    Read more
  • December 08, 2010

    Dec 8, 2010 @ 1:00:00 pm

    Franklin Foer has ended his tenure as editor of The New Republic with executive editor Richard Just set to take the helm in January. The New York Times explains the hire: “At 31, Mr. Just fits The New Republic’s formula for editors: young, male Ivy Leaguers.”

    Read more
  • Joanna Neborsky's illustration from “To Have is to Owe” by David Graeber, from Triple Canopy.
    December 08, 2010

    Dec 8, 2010 @ 9:00:00 am

    Following the unveiling of Google’s e-bookstore on Monday, Amazon announces Kindle for the Web.

    At Triple Canopy, David Graeber’s essay on debt, “To Have is to Owe,” is ingeniously illustrated by Joanna Neborsky. The result is an intriguing example of innovative online publishing—a reading experience that draws you in like print, with the flash and frisson of the web.

    The Millions’s Year in Reading series provides one of the best collections of end-of-the-year book lists we’ve seen, with picks from Lynne Tillman, Emma Donoghue, Anthony Doerr, Margaret Atwood, Stephen Elliott, and more.


    Read more
  • December 07, 2010

    Dec 7, 2010 @ 1:00:00 pm

    Borders, Barnes, and Noble? A large stakeholder in the Borders Group, the investment firm Pershing Square Capital Management, has a plan to merge the struggling bookstore chain with its slightly less beleaguered competitor, Barnes and Noble.

    Read more
  • December 07, 2010

    Dec 7, 2010 @ 9:00:00 am

    Google launched its long-awaited e-book venture yesterday, cleverly integrating their new e-book shop within the already popular Google Books. “Reading Unbound,” the G-sages branded the service (with a nod to Aeschylus), explaining that “Google eBooks are stored in the cloud, so there is no file to download if you want to read on your computer, phone, or tablet.” The three million e-books already available can be read on most devices that aren’t a Kindle. Google's e-book rating system will be based on reviews from the online bookworm community Goodreads. The American Booksellers Association

    Read more
  • Rachel Dewoskin
    December 06, 2010

    Dec 6, 2010 @ 9:00:00 am

    At HTMLGIANT Roxane Gay bemoans the lack of diversity in this year’s Best American Short Stories, writing "segregation is alive and well when it comes to what we read," and challenges readers to name five black, Asian, and Latino authors.

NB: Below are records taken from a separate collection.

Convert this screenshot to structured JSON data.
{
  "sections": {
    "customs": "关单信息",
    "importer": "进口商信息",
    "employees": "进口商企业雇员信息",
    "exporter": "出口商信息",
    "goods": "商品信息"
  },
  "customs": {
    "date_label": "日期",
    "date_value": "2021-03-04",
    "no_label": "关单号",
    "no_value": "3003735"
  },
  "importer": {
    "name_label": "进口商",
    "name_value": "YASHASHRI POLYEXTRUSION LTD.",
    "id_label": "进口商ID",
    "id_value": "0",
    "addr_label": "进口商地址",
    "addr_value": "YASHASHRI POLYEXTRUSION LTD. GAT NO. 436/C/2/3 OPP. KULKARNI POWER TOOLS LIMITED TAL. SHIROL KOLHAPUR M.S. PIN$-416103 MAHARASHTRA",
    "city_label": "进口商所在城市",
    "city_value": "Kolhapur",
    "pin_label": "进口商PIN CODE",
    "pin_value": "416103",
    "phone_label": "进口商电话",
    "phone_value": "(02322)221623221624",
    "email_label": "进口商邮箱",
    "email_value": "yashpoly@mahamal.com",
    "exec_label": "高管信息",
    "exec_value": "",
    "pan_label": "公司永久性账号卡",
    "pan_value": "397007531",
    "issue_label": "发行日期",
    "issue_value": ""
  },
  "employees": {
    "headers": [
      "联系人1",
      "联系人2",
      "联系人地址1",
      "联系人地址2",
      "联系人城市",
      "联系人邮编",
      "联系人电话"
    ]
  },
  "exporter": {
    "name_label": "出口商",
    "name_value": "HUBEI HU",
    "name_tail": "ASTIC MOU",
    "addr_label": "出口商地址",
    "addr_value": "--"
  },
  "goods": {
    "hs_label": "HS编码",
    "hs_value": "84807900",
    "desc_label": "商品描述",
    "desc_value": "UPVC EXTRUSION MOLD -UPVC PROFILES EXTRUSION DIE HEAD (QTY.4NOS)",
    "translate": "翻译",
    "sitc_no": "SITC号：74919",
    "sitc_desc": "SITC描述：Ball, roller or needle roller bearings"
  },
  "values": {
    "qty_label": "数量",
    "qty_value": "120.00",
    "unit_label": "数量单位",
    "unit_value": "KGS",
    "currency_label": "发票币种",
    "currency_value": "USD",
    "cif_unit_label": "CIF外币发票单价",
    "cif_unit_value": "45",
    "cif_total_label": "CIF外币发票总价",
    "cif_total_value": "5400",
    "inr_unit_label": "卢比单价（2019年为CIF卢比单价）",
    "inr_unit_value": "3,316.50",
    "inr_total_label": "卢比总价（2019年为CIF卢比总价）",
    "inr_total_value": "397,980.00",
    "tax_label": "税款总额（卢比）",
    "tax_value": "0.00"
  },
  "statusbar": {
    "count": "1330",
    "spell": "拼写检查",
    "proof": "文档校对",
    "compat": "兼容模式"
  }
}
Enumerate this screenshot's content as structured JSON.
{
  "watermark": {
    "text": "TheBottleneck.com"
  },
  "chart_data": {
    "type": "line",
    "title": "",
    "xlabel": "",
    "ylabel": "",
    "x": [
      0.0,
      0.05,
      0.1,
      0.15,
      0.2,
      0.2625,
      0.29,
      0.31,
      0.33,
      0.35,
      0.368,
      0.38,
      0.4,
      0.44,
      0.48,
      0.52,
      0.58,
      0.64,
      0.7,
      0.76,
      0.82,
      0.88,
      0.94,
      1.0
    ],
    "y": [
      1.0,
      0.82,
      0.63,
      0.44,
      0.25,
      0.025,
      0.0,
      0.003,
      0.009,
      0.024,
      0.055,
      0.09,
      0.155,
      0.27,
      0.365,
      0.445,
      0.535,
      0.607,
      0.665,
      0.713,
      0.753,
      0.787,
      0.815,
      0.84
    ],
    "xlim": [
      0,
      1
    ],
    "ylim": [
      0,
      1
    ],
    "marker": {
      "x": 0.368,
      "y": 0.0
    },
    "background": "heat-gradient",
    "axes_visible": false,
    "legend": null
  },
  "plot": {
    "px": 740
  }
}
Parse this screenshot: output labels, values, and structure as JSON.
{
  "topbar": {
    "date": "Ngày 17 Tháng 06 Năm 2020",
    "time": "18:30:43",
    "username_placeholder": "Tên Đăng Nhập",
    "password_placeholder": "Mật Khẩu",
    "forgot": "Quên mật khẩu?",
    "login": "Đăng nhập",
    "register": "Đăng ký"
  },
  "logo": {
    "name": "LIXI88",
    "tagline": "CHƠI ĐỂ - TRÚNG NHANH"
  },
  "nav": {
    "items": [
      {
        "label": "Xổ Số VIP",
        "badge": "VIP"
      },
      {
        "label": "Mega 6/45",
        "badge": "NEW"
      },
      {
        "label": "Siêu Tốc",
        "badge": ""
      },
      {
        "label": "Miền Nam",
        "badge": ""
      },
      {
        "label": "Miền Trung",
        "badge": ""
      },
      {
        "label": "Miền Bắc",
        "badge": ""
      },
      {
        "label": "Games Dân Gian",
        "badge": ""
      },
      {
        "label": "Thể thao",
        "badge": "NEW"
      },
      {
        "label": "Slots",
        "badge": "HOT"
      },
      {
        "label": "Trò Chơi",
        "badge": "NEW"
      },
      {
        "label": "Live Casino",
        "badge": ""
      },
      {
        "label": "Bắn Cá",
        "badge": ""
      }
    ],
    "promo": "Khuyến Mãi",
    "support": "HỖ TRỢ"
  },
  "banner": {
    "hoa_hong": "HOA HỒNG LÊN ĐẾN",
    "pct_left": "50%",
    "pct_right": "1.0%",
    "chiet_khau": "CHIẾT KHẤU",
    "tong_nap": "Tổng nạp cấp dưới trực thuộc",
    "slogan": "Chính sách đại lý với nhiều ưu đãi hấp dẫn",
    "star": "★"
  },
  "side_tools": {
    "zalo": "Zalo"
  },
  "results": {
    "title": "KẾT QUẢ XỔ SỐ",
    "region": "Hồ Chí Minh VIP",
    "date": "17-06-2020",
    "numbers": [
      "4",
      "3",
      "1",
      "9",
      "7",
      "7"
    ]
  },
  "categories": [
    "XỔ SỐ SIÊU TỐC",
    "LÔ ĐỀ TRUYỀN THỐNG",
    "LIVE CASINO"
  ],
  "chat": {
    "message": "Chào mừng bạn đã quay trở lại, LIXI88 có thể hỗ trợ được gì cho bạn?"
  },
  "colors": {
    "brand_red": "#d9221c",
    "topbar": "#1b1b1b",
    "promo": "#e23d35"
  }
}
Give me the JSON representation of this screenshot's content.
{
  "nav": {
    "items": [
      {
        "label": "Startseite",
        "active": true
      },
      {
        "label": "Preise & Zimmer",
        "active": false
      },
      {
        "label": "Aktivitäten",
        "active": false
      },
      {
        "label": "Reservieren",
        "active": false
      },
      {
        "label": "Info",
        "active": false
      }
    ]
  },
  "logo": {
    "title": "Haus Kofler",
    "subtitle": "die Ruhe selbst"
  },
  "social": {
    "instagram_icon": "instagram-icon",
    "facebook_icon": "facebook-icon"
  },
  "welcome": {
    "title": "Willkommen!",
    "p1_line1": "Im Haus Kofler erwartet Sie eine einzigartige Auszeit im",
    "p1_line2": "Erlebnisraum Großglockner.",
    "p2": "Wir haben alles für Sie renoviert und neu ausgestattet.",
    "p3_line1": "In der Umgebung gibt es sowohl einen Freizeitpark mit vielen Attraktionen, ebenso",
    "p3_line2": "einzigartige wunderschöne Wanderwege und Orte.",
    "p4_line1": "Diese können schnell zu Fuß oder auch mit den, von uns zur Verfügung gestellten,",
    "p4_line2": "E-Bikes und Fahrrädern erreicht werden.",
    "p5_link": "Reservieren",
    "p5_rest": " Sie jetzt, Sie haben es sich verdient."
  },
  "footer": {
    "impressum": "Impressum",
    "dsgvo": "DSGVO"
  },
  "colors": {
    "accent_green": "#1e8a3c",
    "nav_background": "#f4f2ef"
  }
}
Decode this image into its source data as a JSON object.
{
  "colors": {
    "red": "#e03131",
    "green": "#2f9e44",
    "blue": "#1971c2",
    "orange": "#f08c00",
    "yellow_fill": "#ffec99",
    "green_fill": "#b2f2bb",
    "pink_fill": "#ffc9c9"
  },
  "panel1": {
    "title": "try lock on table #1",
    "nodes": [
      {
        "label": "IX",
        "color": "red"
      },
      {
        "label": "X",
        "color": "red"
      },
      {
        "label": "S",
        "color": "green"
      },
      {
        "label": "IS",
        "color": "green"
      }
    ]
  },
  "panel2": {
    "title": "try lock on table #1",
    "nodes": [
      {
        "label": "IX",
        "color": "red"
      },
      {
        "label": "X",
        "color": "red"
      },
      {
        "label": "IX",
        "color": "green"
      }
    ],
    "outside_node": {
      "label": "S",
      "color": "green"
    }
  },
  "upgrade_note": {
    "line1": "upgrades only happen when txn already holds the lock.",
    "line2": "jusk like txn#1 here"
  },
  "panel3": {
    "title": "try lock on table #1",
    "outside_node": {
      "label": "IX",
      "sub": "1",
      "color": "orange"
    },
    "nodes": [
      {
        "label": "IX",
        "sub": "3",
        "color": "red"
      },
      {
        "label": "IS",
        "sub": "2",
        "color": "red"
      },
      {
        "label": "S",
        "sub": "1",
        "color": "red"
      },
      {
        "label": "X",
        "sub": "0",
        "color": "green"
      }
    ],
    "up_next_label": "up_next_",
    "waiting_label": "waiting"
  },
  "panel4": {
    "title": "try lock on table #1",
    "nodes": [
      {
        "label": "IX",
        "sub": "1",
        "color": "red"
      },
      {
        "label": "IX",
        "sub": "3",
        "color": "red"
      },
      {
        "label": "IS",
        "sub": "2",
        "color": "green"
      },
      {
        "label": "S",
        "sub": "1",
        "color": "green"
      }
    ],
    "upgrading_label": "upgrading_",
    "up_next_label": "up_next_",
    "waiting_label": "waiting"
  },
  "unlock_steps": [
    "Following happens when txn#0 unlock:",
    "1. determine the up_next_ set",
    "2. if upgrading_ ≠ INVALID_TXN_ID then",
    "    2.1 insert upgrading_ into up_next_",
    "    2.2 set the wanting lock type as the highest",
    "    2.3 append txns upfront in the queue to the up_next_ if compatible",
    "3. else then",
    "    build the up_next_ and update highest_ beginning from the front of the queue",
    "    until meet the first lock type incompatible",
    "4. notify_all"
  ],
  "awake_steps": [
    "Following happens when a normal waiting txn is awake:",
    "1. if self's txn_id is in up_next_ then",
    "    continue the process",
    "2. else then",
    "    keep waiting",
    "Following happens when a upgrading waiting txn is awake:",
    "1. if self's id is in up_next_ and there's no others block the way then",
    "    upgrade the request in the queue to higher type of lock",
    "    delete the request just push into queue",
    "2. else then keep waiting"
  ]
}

The Rumpus responds. The Economist, apparently unconcerned with the idea of gender balance, has blithely posted its best books of the year list, with no women authors in the fiction or poetry categories (a remarkable oversight in a year when books like Room, A Visit From the Goon Squad, Inferno, Nox, et al., were published) and with women making up only ten

    Read more
  • Barry Hannah
    December 03, 2010

    Dec 3, 2010 @ 9:00:00 am

    This weekend, Bob Dylan aficionados will converge on Manhattan’s 14th Street Y for events exploring his watershed work with The Band. There’s a photo exhibition tonight, and a symposium and concert on Sunday. The participants are a freewheelin’ mix, including authors such as Greil Marcus, Christopher Ricks, and Dana Spiotta, filmmaker D. A. Pennebaker, and musicians from the bands The Fiery Furnaces and John Wesley Harding, as well as William G. Scheele, a curator and photographer who worked as the group’s roadie.

    Beginning at midnight on Sunday, Kyle Minor of the blog HTMLGIANT will be reading

    Read more
  • Thomas Frank
    December 02, 2010

    Dec 2, 2010 @ 9:00:00 am

    Google’s long-delayed e-book venture, Google Editions, is reportedly gearing up to launch in the next month. “Google Editions hopes to upend the existing e-book market by offering an open, ‘read anywhere’ model that is different from many competitors.” Most notably Amazon.

    Michel Houellebecq borrows freely from Wikipedia in his new Prix Goncourt-winning La carte et le territoire. Is it copyright violation? And if it isn’t, is it OK to put Houellebecq’s entire novel online for free? One blogger thinks so...

    Critic and poet Stephen Burt’s answer to the question “What can a book review do for

    Read more